For example, buttons placed where users have to scroll to find them might not get the clicks you would like, whereas shifting the button to a more prominent position on the page might help. Website visitors tend to want obvious, easy navigation, and button placement has a role to play in that.
The complexity of the content on your page may also play a role in appropriate button placement – again, this is something to test. A Kissmetrics study found that more complex pages benefited from the button being placed further down so that people could read the content first, while simple, shorter content faired better with the button above the fold.
What is it that you are actually asking people to do? Is it clear to them why they should be clicking? One thing that can make a button unattractive is if there is ambiguity about what it actually does.
Testing your CTA and/or the content that immediately precedes it can be good tests to conduct, to ensure that your message is clear. For example, a generic “click here” might not yield great results, especially if it is unclear why the visitor should be clicking. On the other hand, a CTA, such as “add to cart”, is quite clear.
Why is visual hierarchy important?
An important distinction to make is that button color plays a role in a wider discussion about visual hierarchy on web pages. Some conversion discussions have people thinking that a button color change could solve their issues, but realistically, it tends to be more complicated than that.
“Visual hierarchy” refers to how elements are arranged on the page to confer importance. It influences the order in which we perceive what we see. In other words, the order of the elements on your page can change the message as to what is important.
Color is just one factor in a fairly long list of elements that can influence visual hierarchy. Other factors include things like; size, shape, whitespace, weight, case, style, contrast, alignment, pattern and saturation. There are several more elements we could add to this list.
When we talk about color, contrast is a particularly important element for making decisions about your buttons. Widely-heralded tests might tell you that your button should be orange, but what if your primary branding color is orange? That button is not going to rank well in terms of visual hierarchy.
Of course, we must also always come back to understanding the preferences of your particular audience. What works for one website does not automatically work for another that has a different target audience. In this way, A/B testing is very much context-dependent.
Peep Laja of Conversion XL worded it well:
“…green vs orange” is not the essence of A/B testing. It’s about understanding the target audience. Doing research and analysis can be tedious and it’s definitely hard work, but it’s something you need to do.
In order to give your conversions a serious lift, you need to do conversion research. You need to do the heavy lifting.
Serious gains in conversions don’t come from psychological trickery, but from analyzing what your customers really need, the language that resonates with them and how they want to buy it. It’s about relevancy and perceived value of the total offer.”
When we look at A/B testing, we like to look at things that can provide a good “bang for your buck,” or uplifts that are significant enough to warrant the time spent on testing. Button color isn’t really one of those things.
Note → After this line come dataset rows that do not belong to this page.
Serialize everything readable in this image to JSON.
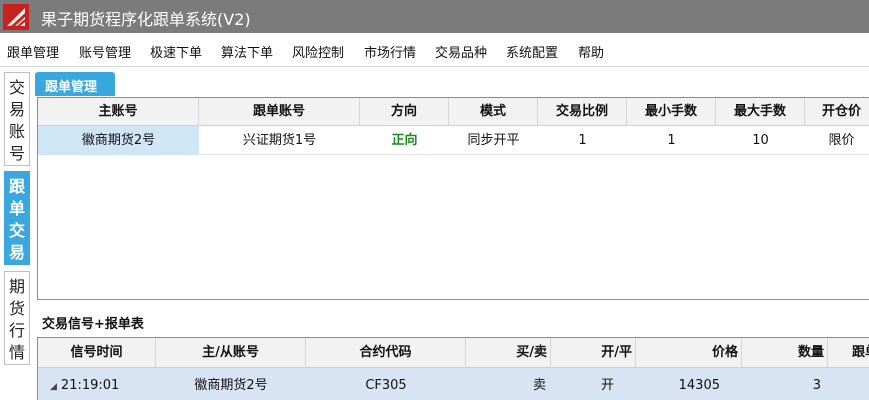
{
  "window": {
    "title": "果子期货程序化跟单系统(V2)",
    "brand_color": "#c9221e",
    "accent_color": "#3aa8df"
  },
  "menu": [
    "跟单管理",
    "账号管理",
    "极速下单",
    "算法下单",
    "风险控制",
    "市场行情",
    "交易品种",
    "系统配置",
    "帮助"
  ],
  "sidebar": {
    "tabs": [
      {
        "label": [
          "交",
          "易",
          "账",
          "号"
        ],
        "active": false
      },
      {
        "label": [
          "跟",
          "单",
          "交",
          "易"
        ],
        "active": true
      },
      {
        "label": [
          "期",
          "货",
          "行",
          "情"
        ],
        "active": false
      }
    ]
  },
  "follow_section": {
    "tab_label": "跟单管理",
    "columns": [
      "主账号",
      "跟单账号",
      "方向",
      "模式",
      "交易比例",
      "最小手数",
      "最大手数",
      "开仓价"
    ],
    "rows": [
      [
        "徽商期货2号",
        "兴证期货1号",
        "正向",
        "同步开平",
        "1",
        "1",
        "10",
        "限价"
      ]
    ]
  },
  "signal_section": {
    "label": "交易信号+报单表",
    "columns": [
      "信号时间",
      "主/从账号",
      "合约代码",
      "买/卖",
      "开/平",
      "价格",
      "数量",
      "跟单"
    ],
    "rows": [
      [
        "21:19:01",
        "徽商期货2号",
        "CF305",
        "卖",
        "开",
        "14305",
        "3",
        ""
      ]
    ],
    "expander_icon": "triangle-expand-icon"
  }
}
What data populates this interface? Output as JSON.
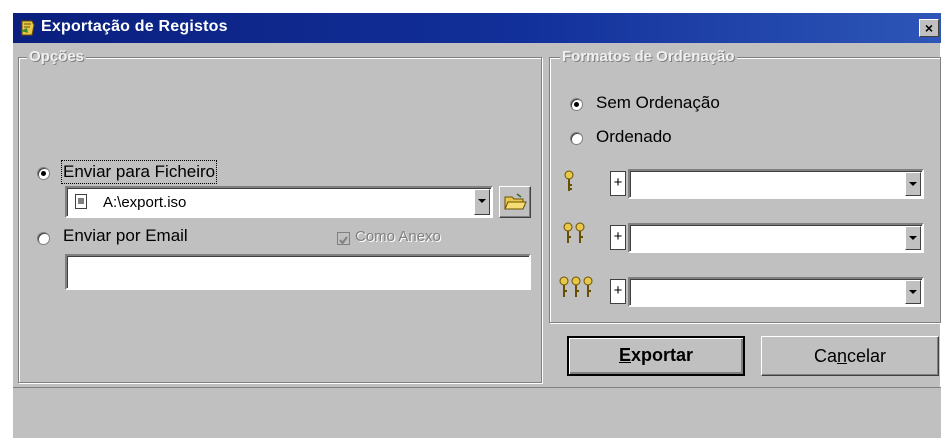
{
  "window": {
    "title": "Exportação de Registos",
    "close_label": "×"
  },
  "options_group": {
    "legend": "Opções",
    "send_to_file": {
      "label": "Enviar para Ficheiro",
      "selected": true
    },
    "file_combo": {
      "value": "A:\\export.iso"
    },
    "send_by_email": {
      "label": "Enviar por Email",
      "selected": false
    },
    "as_attachment": {
      "label": "Como Anexo",
      "checked": true,
      "enabled": false
    },
    "email_field": {
      "value": ""
    }
  },
  "sort_group": {
    "legend": "Formatos de Ordenação",
    "no_sort": {
      "label": "Sem Ordenação",
      "selected": true
    },
    "sorted": {
      "label": "Ordenado",
      "selected": false
    },
    "sort_rows": [
      {
        "keys_icon": "single-key-icon",
        "plus": "+",
        "value": ""
      },
      {
        "keys_icon": "double-key-icon",
        "plus": "+",
        "value": ""
      },
      {
        "keys_icon": "triple-key-icon",
        "plus": "+",
        "value": ""
      }
    ]
  },
  "buttons": {
    "export": {
      "prefix": "",
      "accel": "E",
      "suffix": "xportar"
    },
    "cancel": {
      "prefix": "Ca",
      "accel": "n",
      "suffix": "celar"
    }
  },
  "icons": [
    "app-icon",
    "close-icon",
    "file-icon",
    "open-folder-icon",
    "key-icon"
  ],
  "colors": {
    "titlebar": "#0a1f7e",
    "legend_text": "#f0f0f0",
    "face": "#c0c0c0"
  }
}
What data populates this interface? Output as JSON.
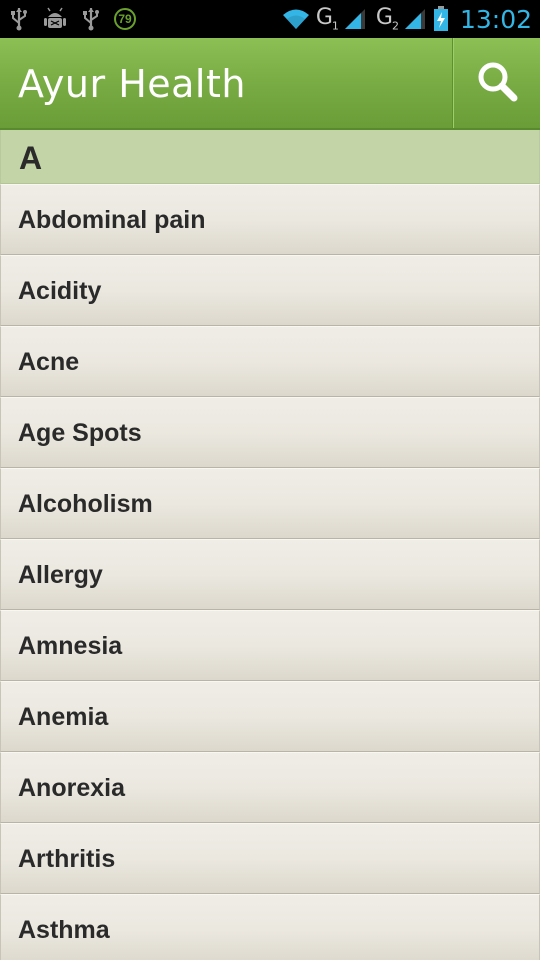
{
  "status_bar": {
    "notification_count": "79",
    "network_1": "G",
    "network_1_sub": "1",
    "network_2": "G",
    "network_2_sub": "2",
    "time": "13:02",
    "icon_color": "#33b5e5"
  },
  "action_bar": {
    "title": "Ayur Health",
    "search_icon": "search-icon",
    "color": "#7cb045"
  },
  "list": {
    "section_header": "A",
    "items": [
      {
        "label": "Abdominal pain"
      },
      {
        "label": "Acidity"
      },
      {
        "label": "Acne"
      },
      {
        "label": "Age Spots"
      },
      {
        "label": "Alcoholism"
      },
      {
        "label": "Allergy"
      },
      {
        "label": "Amnesia"
      },
      {
        "label": "Anemia"
      },
      {
        "label": "Anorexia"
      },
      {
        "label": "Arthritis"
      },
      {
        "label": "Asthma"
      }
    ]
  }
}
Sure, color can play a role, but we argue that there are other factors that tend to be more significant. A small button probably isn’t getting clicked, neither is one that is so crowded that it’s difficult to make out. There are any number of other issues to test that might provide better uplifts in results.
We suggest that button color shouldn’t be a top choice for A/B testing, instead focus on those other factors that impact visual hierarchy. Next time someone claims that a certain color is “best” for buttons, remember that there is no such thing as a universal fix!